Dataset:
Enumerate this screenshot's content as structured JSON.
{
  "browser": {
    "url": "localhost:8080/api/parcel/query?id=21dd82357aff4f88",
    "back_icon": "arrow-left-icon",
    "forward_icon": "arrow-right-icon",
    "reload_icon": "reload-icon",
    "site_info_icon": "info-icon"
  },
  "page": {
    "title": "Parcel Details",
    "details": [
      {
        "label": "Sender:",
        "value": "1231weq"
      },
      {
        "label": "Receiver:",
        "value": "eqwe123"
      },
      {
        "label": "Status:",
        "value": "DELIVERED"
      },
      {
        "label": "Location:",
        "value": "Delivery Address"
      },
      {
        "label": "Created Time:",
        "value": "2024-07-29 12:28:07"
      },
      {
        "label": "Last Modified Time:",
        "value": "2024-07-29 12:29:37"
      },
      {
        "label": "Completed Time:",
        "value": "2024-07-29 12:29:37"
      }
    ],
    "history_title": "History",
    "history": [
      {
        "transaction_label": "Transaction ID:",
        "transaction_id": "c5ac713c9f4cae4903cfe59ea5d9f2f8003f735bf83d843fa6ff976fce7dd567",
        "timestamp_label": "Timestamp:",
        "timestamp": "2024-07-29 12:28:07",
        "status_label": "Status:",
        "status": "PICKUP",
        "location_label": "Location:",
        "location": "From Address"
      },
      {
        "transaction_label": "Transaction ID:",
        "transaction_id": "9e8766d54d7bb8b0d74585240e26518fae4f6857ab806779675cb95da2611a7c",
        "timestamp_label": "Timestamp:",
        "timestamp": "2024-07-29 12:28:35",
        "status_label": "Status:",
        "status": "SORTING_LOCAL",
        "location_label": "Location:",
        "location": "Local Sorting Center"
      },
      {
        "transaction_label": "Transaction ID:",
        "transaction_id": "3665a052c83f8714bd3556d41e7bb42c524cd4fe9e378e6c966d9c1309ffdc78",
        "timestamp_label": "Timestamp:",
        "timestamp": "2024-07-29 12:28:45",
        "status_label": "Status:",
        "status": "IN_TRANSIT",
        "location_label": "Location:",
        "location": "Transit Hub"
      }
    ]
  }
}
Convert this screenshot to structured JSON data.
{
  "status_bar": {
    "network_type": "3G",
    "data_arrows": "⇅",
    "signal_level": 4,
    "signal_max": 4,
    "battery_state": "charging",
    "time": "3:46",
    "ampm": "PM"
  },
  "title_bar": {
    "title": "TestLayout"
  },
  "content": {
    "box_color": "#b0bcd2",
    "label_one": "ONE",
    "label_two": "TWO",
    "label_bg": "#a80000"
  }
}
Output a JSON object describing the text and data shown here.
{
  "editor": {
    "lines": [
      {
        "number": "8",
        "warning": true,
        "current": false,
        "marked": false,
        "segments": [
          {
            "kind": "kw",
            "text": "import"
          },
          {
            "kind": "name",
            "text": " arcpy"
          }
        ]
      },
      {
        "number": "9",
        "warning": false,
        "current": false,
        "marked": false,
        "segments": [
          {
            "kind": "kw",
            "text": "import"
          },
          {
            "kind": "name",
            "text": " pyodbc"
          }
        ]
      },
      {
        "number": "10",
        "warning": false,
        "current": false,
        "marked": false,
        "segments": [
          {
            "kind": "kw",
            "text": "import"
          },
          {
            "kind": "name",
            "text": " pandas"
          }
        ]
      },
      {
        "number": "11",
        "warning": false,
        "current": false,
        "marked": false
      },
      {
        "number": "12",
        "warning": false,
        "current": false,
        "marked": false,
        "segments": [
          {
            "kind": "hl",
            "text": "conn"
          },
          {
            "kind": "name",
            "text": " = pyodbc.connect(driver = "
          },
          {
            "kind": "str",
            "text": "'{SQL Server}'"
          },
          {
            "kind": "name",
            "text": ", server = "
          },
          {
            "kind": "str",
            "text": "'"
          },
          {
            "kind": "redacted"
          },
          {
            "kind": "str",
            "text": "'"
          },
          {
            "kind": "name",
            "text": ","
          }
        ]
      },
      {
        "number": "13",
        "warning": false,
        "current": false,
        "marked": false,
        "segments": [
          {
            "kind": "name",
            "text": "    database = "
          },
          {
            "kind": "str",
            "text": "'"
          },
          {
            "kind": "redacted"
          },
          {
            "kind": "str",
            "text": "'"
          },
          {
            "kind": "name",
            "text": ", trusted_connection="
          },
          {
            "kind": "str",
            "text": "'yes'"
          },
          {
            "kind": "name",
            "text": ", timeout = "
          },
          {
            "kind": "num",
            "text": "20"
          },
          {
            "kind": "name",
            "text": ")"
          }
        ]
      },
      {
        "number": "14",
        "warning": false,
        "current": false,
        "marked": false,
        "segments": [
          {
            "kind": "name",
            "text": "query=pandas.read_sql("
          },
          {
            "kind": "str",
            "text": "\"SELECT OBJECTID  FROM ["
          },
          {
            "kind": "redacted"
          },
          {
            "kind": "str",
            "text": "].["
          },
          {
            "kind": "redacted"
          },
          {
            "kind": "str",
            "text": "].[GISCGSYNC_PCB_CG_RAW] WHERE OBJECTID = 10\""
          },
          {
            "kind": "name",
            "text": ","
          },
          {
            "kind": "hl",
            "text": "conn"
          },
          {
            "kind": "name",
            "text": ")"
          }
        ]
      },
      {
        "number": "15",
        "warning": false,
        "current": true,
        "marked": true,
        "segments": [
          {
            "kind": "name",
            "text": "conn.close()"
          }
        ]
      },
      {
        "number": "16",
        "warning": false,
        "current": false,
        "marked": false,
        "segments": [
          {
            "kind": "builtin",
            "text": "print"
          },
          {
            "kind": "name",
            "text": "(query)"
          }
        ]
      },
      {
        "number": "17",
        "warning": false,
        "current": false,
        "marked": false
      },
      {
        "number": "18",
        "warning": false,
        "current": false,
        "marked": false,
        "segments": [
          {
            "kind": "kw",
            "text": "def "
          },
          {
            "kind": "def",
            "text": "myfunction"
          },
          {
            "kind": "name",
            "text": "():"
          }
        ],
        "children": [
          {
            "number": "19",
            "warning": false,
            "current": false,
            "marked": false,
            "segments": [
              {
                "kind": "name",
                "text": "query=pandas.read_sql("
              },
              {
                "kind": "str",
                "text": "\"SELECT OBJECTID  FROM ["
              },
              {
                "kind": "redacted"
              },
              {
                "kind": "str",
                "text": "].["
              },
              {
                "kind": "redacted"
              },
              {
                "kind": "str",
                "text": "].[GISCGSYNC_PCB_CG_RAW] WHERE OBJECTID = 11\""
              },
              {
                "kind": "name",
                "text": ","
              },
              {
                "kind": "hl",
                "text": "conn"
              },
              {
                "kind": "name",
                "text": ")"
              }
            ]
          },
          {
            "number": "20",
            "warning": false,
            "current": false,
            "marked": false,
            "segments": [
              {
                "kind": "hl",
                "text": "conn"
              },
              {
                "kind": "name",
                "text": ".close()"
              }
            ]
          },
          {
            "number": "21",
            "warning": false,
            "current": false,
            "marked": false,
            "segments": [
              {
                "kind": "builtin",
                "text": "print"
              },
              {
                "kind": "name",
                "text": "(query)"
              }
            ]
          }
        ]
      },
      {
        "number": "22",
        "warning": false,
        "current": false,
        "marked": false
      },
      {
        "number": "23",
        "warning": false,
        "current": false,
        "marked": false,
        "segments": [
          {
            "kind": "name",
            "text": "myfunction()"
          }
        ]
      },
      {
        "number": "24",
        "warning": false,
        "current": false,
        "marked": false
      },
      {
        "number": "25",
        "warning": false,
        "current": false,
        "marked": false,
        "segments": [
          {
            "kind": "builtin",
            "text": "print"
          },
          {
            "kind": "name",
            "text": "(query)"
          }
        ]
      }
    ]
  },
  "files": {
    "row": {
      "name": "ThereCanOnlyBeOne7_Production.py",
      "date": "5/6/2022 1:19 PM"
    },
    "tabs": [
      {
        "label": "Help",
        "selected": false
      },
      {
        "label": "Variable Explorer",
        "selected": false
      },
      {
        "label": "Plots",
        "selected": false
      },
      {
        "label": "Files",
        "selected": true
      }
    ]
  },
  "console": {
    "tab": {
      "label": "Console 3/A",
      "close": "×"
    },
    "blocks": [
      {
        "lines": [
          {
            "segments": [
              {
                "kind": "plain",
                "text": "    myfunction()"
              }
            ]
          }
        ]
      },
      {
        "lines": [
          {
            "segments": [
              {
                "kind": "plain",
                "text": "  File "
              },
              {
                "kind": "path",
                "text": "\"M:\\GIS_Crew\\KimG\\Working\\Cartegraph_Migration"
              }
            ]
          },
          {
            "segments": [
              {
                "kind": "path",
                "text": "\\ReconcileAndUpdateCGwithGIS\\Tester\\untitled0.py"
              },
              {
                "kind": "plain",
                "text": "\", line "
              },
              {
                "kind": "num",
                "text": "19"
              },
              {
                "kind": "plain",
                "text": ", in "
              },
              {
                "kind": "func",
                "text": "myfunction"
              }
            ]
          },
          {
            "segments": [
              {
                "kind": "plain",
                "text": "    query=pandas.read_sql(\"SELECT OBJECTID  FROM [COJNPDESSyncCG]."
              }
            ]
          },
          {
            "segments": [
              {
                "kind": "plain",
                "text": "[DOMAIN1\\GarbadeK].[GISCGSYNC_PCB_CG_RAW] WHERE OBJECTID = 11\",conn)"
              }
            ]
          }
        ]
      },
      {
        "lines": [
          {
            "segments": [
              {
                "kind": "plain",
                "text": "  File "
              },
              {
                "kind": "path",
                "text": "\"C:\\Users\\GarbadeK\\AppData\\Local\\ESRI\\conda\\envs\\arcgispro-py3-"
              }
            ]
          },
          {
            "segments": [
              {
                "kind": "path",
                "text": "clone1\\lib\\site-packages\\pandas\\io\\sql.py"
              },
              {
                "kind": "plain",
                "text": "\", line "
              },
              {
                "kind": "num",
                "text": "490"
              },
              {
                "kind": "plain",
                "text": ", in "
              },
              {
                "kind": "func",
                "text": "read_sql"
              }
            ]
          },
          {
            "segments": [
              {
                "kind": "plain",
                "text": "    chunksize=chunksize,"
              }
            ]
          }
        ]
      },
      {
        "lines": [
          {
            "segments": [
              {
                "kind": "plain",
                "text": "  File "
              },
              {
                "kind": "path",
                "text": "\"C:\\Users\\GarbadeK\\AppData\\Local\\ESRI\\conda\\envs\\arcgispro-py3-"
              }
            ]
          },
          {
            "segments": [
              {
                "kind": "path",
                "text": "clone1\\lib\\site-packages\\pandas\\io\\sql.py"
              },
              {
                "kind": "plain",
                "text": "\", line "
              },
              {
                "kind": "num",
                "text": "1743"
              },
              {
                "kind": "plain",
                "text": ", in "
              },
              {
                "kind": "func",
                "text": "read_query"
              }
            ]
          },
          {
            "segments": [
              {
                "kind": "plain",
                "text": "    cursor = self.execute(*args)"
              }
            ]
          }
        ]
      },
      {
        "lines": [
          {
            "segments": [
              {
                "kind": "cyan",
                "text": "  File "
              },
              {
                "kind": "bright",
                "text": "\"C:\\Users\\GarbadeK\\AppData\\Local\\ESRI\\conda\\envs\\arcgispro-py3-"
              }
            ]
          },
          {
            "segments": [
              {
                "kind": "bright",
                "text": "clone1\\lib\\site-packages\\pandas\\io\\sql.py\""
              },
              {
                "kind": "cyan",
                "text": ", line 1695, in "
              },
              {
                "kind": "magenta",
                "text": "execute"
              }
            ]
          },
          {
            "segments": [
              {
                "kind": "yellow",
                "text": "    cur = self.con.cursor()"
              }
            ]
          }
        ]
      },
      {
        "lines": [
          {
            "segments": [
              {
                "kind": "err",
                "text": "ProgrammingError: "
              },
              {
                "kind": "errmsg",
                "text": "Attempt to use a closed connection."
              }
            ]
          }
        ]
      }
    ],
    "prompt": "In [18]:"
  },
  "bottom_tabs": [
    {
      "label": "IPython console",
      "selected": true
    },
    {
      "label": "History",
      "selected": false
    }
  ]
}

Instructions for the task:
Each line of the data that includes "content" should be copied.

The completed task:
Enumerate this screenshot's content as structured JSON.
  "content": {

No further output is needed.